Collected data
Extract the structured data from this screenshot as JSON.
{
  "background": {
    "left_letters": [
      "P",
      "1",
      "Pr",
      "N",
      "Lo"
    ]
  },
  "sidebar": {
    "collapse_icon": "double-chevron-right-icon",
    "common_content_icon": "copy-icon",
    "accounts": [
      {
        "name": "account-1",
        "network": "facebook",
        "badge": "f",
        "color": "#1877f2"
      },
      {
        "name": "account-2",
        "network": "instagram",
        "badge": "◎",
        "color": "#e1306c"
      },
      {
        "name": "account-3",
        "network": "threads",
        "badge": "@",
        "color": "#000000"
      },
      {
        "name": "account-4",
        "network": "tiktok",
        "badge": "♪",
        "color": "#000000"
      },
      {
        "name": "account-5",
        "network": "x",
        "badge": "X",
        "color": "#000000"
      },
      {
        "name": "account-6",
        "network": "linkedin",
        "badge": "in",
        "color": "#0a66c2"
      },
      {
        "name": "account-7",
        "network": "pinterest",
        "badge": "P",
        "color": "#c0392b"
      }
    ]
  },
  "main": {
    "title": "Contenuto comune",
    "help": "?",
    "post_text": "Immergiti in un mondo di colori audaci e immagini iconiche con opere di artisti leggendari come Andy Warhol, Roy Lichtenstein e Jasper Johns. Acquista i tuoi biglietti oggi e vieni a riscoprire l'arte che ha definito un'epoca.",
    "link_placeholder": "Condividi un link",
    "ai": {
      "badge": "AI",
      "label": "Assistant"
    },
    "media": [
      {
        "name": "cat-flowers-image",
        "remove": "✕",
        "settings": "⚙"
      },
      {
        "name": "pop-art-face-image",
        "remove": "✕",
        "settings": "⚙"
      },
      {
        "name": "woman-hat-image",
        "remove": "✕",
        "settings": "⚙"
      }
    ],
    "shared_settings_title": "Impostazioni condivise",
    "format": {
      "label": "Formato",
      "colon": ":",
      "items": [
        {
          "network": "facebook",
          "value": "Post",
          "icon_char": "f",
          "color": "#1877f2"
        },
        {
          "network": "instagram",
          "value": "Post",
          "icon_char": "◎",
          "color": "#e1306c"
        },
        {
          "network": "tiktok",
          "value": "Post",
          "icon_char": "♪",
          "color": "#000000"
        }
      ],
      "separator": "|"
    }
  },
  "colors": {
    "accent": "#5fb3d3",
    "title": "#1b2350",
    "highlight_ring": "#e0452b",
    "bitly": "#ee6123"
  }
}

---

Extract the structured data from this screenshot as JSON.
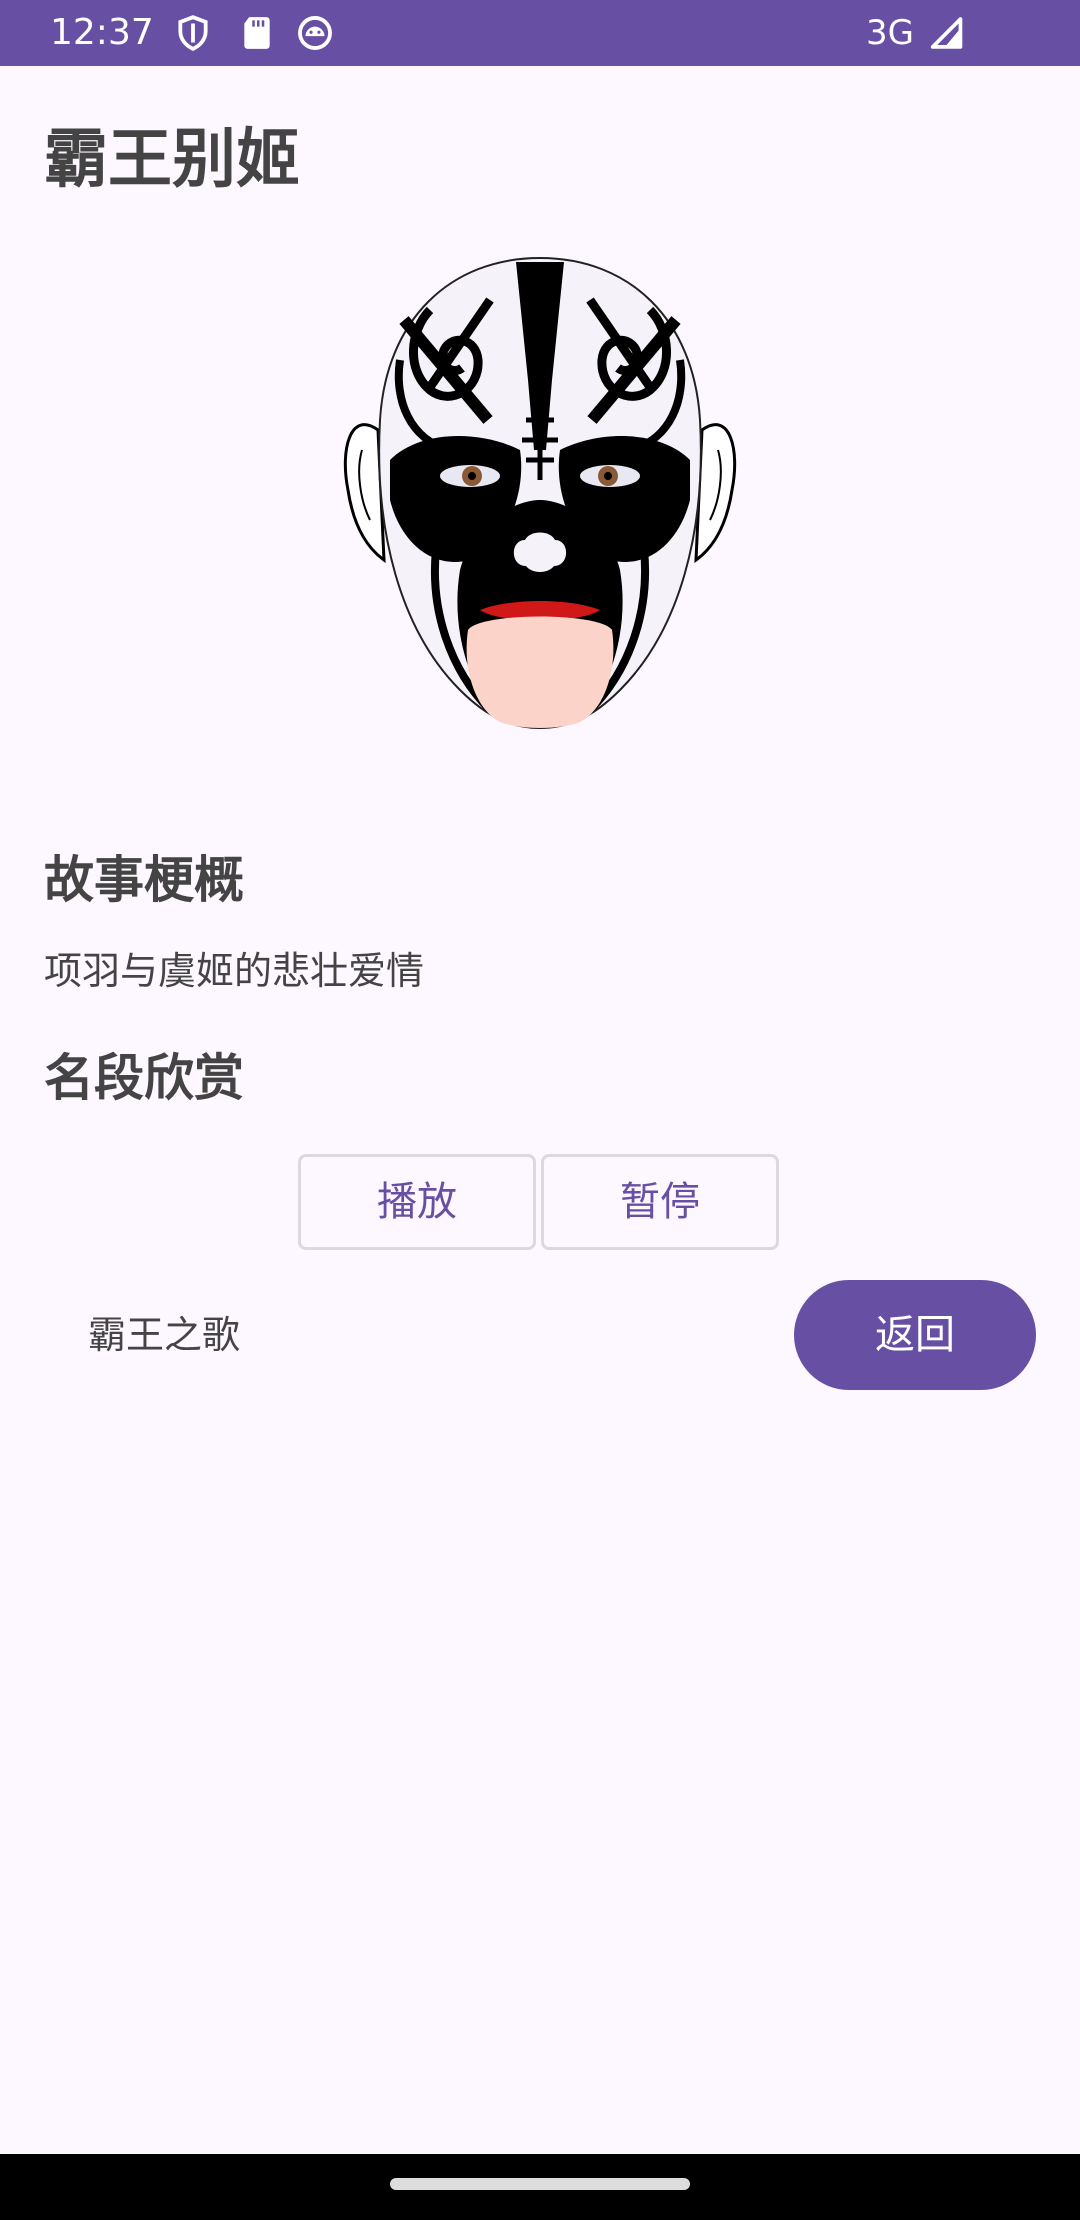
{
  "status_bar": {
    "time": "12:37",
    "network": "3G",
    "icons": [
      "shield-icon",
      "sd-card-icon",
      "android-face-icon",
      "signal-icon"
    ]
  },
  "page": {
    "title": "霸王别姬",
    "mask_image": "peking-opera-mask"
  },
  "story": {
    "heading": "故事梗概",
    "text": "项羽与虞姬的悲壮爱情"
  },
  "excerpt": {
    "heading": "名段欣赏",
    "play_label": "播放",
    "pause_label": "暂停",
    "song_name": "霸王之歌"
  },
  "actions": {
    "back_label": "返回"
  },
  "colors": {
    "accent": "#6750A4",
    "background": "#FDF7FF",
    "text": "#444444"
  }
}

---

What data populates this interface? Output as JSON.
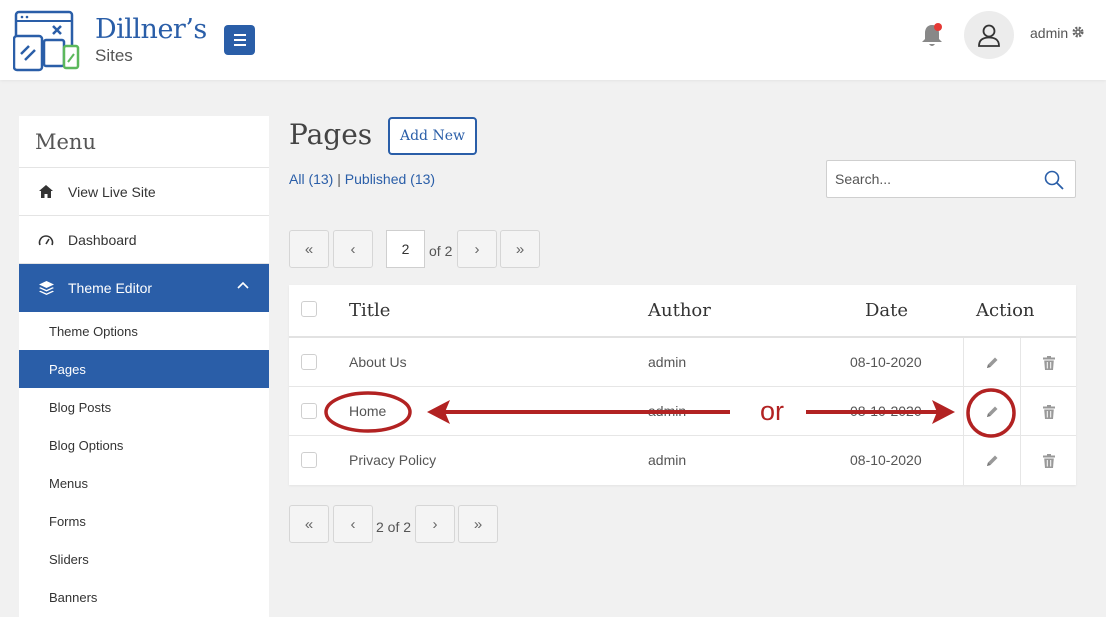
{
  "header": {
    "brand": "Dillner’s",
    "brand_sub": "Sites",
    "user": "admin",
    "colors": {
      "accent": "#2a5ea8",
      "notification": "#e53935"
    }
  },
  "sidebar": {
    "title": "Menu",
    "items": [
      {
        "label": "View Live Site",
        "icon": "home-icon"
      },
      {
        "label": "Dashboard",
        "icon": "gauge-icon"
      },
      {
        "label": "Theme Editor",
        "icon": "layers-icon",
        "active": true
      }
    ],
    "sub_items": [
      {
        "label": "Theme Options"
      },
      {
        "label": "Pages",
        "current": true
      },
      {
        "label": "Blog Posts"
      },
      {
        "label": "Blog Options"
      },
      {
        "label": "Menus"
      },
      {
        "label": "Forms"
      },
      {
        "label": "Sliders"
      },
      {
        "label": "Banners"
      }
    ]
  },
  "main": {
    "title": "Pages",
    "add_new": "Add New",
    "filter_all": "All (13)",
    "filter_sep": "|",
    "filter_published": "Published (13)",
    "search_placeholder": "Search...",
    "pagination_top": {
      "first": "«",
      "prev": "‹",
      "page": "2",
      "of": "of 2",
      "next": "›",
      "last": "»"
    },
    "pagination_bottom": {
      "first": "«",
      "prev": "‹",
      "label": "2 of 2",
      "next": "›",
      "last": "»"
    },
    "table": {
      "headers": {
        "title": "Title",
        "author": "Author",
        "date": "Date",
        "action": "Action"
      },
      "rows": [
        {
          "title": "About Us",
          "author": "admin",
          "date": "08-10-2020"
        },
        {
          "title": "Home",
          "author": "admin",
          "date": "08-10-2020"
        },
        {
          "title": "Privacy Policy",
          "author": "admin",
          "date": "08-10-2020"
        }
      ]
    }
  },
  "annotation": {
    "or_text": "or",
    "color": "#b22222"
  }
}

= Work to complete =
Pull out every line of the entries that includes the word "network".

= Your solution =
        "network": "facebook",
        "network": "instagram",
        "network": "threads",
        "network": "tiktok",
        "network": "x",
        "network": "linkedin",
        "network": "pinterest",
          "network": "facebook",
          "network": "instagram",
          "network": "tiktok",
    "network": "3G",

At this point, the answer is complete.